The Job Support Scheme replaces the Coronavirus Job Retention Scheme. It will operate from 1 November 2020 for 6 months. The scheme provides employers with a grant to make up their employees’ salary. To qualify the employee must be working at least one third of their usual hours.

The employer pays for these hours and is required to top up 1/3rd of the hours not worked (not 1/3rd of total hours). The government will then also top up a third of the hours not worked, subject to a cap of £697.92 per month.

It is expected that the employer will have to pay all the Employer NIC and Employer pension costs on the full salary payment.

The employee, depending on the hours worked, will receive at least 75% of their regular salary.

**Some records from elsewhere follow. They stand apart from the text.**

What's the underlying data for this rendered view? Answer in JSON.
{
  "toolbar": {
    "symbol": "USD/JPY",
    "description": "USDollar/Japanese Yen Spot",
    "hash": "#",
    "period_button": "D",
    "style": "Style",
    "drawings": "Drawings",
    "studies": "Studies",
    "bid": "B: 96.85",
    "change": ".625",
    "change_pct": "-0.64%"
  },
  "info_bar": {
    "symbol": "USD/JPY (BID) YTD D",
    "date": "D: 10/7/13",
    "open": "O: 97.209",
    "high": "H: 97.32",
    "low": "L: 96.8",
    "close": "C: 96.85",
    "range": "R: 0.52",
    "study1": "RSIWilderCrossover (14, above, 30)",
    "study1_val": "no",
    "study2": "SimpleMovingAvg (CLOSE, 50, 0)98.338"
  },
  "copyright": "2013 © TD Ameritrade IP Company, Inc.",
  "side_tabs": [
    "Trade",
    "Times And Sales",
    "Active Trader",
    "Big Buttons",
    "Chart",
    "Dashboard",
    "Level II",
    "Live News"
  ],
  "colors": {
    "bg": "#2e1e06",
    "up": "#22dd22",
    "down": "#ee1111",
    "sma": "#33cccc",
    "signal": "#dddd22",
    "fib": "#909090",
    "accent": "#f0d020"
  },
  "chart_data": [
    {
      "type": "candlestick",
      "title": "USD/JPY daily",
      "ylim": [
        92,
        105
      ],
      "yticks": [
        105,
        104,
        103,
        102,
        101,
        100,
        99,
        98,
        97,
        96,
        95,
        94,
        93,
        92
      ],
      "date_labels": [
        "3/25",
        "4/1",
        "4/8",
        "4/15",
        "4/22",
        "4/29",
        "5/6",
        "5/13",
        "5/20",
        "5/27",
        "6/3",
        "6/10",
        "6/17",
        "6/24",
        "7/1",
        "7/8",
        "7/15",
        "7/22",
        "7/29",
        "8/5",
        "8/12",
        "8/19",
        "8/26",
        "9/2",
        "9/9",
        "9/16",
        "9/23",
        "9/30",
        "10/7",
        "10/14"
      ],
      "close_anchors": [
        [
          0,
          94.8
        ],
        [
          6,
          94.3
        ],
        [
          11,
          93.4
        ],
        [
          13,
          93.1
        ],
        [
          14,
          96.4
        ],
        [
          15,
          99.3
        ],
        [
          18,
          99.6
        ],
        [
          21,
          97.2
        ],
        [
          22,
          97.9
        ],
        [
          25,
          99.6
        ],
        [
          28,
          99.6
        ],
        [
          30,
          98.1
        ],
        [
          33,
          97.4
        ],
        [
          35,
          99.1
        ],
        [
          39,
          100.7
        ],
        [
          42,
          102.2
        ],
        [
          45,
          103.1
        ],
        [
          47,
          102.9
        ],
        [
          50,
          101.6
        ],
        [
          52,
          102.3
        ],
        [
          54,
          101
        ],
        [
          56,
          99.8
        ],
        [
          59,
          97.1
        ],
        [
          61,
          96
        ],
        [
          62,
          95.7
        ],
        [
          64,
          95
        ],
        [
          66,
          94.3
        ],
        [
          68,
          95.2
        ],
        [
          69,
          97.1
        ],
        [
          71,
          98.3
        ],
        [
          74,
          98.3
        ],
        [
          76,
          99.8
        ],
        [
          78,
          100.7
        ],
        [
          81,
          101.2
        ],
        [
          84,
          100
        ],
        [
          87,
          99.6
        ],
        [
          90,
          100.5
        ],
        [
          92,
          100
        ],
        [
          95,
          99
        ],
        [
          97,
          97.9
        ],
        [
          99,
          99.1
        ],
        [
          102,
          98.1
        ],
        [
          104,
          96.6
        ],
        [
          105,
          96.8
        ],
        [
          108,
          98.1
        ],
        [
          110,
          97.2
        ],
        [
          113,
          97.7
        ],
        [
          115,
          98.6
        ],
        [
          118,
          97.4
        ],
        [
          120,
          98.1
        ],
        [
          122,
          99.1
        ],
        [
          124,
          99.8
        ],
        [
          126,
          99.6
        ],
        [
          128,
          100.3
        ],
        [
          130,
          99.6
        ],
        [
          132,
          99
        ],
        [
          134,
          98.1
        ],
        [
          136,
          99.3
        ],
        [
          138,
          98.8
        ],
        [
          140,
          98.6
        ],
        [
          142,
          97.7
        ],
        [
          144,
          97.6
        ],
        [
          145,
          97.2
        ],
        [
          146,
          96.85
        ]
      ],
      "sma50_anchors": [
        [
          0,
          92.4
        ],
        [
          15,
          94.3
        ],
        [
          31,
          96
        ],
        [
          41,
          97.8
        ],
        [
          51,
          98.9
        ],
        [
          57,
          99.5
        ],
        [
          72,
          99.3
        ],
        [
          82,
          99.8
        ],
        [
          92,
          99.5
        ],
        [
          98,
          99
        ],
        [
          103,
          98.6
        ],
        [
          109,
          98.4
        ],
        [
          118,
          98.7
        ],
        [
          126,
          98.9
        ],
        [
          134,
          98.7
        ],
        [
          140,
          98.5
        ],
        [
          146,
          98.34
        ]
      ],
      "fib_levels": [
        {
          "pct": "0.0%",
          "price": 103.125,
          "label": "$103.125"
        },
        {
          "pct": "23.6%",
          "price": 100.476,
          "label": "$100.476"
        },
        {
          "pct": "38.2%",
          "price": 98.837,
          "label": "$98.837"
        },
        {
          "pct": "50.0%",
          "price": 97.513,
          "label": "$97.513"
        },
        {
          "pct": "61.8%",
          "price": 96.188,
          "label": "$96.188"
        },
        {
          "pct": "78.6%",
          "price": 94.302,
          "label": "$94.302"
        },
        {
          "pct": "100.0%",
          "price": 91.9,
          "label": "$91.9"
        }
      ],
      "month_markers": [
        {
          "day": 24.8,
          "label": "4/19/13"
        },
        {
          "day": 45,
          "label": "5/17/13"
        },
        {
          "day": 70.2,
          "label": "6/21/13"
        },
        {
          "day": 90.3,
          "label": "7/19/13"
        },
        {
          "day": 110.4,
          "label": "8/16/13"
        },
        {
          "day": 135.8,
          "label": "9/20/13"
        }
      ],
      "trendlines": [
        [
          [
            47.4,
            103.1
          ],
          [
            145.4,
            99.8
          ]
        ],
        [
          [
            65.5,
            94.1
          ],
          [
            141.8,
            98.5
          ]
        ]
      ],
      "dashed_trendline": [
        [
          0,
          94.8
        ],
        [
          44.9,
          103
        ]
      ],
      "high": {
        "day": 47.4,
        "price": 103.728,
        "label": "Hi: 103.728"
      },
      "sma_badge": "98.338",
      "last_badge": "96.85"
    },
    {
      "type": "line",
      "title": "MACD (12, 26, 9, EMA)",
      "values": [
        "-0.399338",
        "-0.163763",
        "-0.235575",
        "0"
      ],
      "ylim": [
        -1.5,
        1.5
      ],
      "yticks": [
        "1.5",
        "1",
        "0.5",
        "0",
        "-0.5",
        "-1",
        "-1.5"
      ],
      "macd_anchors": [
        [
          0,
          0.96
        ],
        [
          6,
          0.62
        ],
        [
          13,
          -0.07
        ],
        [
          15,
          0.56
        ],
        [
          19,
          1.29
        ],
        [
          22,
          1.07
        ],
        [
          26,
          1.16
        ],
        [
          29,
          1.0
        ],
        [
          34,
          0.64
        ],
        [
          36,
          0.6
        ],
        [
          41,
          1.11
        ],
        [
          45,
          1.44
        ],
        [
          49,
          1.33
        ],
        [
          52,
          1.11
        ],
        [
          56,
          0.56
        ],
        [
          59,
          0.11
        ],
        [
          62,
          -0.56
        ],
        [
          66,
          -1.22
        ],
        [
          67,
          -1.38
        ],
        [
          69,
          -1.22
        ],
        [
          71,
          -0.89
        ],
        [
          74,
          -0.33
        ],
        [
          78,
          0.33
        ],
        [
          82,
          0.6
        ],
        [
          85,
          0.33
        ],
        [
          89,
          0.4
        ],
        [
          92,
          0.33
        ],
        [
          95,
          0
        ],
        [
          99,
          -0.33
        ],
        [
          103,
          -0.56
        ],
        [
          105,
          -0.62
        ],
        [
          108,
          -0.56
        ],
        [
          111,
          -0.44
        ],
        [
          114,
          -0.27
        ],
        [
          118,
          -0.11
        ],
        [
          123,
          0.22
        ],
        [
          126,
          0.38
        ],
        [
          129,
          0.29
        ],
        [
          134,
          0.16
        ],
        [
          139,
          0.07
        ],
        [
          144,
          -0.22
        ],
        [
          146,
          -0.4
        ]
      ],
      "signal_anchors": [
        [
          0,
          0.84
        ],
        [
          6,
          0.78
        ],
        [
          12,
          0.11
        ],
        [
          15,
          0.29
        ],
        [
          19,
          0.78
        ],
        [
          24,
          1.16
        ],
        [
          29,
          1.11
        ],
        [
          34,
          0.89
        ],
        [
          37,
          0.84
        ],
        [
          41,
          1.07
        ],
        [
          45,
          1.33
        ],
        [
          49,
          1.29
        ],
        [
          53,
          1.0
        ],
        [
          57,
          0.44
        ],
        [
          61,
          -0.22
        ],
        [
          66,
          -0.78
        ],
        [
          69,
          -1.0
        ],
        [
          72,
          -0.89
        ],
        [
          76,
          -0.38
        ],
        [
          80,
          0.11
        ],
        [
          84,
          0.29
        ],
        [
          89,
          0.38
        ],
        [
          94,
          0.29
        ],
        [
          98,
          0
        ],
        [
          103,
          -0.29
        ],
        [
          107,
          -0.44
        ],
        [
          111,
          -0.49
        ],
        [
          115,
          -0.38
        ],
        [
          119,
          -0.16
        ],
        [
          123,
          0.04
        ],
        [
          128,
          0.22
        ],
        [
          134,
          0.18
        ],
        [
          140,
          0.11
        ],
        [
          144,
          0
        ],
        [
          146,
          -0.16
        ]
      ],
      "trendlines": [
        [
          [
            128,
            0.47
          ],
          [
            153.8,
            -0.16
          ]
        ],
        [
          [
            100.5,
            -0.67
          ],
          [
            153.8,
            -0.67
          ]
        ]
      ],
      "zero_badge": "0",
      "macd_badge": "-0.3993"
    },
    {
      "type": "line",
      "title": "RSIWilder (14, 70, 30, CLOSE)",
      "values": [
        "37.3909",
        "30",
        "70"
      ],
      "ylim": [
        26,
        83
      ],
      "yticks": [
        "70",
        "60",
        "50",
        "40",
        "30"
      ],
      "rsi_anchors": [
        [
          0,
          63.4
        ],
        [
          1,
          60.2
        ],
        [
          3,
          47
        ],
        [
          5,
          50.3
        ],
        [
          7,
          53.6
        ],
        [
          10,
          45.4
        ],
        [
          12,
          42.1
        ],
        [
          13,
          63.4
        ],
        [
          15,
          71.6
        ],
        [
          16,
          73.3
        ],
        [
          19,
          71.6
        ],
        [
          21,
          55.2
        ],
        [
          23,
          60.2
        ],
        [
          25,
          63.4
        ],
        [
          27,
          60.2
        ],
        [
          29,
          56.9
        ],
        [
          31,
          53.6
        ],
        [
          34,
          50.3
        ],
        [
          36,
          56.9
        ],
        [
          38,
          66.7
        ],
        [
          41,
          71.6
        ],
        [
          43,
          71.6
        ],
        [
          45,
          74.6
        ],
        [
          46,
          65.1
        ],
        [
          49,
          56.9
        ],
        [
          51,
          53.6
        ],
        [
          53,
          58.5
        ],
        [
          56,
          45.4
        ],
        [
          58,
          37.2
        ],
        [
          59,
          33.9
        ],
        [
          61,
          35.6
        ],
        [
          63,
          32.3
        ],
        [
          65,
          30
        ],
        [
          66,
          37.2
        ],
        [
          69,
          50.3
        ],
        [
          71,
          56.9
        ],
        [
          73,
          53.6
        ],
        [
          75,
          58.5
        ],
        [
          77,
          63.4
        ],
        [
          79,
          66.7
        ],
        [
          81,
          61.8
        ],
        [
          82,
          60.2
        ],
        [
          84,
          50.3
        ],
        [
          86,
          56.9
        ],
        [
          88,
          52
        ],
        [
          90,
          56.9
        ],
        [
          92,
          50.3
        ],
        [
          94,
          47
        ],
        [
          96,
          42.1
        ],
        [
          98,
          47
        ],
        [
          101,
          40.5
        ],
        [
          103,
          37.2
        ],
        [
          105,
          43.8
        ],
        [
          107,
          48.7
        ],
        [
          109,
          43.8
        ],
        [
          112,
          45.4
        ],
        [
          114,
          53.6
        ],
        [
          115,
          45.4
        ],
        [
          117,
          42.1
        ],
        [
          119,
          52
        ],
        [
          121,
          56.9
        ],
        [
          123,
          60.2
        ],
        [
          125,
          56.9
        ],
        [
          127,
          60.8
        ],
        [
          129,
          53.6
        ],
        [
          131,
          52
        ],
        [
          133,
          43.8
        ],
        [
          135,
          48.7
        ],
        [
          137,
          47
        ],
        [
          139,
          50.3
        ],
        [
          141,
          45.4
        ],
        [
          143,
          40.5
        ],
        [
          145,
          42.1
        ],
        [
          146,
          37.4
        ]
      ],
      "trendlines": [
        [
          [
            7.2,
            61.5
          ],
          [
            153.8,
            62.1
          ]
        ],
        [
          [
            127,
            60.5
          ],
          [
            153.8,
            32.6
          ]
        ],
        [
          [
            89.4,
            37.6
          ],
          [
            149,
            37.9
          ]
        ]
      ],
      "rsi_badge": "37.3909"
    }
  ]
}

  • The claims portal for the scheme will not be open until December. Payments will be made in arrears. The employee must be paid first and have that payment reported under RTI.
  • Any employer with a UK bank account and UK PAYE scheme can claim the grant.
  • Large businesses will have to meet a financial assessment test, which is to be based on turnover. It is expected that large employers using the Job Support Scheme will not be making capital distributions, such as dividend payments or share buybacks, whilst accessing the grant.
  • Employees cannot be made redundant or put on notice of redundancy during the period within which their employer is claiming the grant for that employee.
  • Employees must be on an employer’s PAYE payroll on or before 23 September 2020. This means a Real Time Information (RTI) submission notifying payment to that employee to HMRC must have been made on or before 23 September 2020.
  • Employees will be able to cycle on and off the scheme and do not have to be working the same pattern each month, but each short-time working arrangement must cover a minimum period of seven days.
  • Employers must agree the new short-time working arrangements with their staff, make any changes to the employment contract by agreement, and notify the employee in writing.
  • It is expected that employers will not be able to make top up payments to employees in addition to the amounts due under the scheme.

Full details of the scheme terms and how to make a claim have yet to be issued. If you have any queries before our next update, please get in touch with your usual BHP contact.


Beth normally works 5 days a week and earns £350 a week. Her company is suffering reduced sales due to coronavirus. Rather than making Beth redundant, the company puts Beth on the Job Support Scheme, working 2 days a week (40% of her usual hours).

  • Her employer pays Beth £140 for the days she works.
  • And for the time she is not working (3 days or 60%, worth £210), she will also earn 2/3, or £140, bringing her total earnings to £280, 80% of her normal wage.
  • The Government will give a grant worth £70 (1/3 of hours not worked, equivalent to 20% of her normal wages) to Beth’s employer to support them in keeping Beth’s job.